20 June 2020
Attending a protest - Privacy suggestions not always accurate
The Electronic Frontier Foundation is just one organisation that provides information about digital privacy, free speech and legal aspects of privacy being US centric.
Now whether people have (factually) had enough or there are agent provocateurs in relation to organised protests, the use of smartphones during these activities could be to your detriment.
A piece of advice given to safeguard your privacy, when attending a protest is to:
".. take a screenshot of the photo on your mobile device to remove the metadata.."
We know for a fact that the above suggestion may not hide your metadata, as described in the above article, where the amount of data given is dependent on the operating system and its version also depending on the smartphone manufacturer's decision to include whatever data they choose within the operating system's interface which is in charge of the screenshot data.

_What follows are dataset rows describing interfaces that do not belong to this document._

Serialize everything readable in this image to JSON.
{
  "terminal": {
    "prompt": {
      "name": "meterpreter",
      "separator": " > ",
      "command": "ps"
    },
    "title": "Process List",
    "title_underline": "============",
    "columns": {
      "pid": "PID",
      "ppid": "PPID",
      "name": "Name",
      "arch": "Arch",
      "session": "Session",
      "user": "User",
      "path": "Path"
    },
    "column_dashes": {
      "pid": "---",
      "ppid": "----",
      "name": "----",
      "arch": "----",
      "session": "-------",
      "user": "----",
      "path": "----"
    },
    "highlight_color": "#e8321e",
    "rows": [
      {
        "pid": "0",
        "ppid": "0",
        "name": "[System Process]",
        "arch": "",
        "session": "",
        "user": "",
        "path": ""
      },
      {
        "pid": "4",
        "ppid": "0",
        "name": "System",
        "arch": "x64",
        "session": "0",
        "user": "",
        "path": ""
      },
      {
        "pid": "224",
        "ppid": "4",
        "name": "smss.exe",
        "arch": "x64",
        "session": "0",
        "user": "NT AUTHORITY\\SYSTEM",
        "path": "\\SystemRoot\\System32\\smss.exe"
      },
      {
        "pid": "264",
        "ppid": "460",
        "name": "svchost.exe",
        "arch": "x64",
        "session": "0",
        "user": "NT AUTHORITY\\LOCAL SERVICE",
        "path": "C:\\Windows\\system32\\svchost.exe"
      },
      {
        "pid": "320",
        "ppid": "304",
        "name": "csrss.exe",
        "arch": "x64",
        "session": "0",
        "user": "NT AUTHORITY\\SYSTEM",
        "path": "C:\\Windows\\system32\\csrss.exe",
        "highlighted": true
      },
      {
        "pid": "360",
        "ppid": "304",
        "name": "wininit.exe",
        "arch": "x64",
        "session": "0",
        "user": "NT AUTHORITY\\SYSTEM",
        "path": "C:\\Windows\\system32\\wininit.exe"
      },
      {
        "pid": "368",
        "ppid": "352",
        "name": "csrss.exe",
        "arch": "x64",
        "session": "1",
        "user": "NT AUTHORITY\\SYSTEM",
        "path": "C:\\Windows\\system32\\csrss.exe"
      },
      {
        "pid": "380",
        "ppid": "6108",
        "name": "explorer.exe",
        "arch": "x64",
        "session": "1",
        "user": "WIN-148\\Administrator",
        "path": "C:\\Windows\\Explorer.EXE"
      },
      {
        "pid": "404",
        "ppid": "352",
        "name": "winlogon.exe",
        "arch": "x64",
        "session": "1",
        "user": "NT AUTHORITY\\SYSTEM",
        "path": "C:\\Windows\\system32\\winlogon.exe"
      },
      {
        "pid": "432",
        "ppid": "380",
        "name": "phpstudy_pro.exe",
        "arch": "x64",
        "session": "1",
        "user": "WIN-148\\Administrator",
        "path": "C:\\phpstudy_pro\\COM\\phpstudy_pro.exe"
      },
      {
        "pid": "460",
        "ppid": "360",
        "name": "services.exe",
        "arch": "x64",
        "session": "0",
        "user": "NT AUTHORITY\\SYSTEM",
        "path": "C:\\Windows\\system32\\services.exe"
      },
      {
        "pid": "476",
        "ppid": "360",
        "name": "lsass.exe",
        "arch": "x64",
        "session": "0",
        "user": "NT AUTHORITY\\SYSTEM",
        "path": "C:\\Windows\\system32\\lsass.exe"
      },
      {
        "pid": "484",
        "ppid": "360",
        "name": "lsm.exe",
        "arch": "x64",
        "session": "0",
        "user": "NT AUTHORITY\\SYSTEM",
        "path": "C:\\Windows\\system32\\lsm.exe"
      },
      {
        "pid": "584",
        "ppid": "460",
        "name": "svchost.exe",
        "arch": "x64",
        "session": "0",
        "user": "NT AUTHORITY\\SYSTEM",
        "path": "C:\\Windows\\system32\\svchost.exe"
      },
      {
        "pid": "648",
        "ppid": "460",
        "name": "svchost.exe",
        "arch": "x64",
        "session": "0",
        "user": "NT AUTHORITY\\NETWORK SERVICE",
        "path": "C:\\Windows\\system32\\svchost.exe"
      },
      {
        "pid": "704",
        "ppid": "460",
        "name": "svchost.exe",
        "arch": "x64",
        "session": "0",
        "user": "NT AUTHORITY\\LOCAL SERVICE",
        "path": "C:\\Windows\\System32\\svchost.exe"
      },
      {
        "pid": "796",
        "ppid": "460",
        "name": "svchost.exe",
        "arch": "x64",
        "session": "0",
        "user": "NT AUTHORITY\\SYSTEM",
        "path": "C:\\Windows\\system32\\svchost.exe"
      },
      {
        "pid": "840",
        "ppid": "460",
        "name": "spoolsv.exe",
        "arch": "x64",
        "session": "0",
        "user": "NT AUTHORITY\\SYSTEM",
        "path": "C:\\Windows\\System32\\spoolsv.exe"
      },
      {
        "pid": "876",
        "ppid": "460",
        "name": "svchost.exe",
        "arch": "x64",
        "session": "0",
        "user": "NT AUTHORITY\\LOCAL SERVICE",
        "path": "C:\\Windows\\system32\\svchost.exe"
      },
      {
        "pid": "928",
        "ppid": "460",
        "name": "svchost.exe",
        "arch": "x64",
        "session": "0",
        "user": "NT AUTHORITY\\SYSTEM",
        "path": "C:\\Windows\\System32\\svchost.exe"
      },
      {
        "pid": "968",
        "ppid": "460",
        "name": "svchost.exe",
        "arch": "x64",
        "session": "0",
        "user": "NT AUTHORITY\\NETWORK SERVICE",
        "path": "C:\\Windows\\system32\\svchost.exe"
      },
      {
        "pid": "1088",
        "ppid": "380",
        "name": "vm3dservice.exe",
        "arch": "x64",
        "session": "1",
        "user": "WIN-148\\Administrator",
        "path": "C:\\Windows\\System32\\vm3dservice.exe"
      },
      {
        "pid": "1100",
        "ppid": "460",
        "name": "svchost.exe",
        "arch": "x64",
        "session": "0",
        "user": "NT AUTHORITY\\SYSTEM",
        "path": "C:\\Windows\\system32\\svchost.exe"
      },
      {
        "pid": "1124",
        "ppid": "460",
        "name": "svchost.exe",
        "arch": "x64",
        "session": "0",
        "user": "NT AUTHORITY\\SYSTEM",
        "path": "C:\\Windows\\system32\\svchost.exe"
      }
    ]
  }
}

In this experiment we took a photo which was then screen captured, were only a portion of that screen capture is published as seen in the attachment below:
The metadata contained from this screen capture above contains the following identifying fields which have been blacked out:
Remembering that ALL metadata is used to identify you/your device, the more concerning pieces of information in this screen capture are the Camera maker and Camera model, which have been blacked out for the poster's privacy.
So, it is still not a good idea to post a screen capture of a picture to upload to social media without actually stripping the EXIF data first.
There are smartphone apps available for this purpose.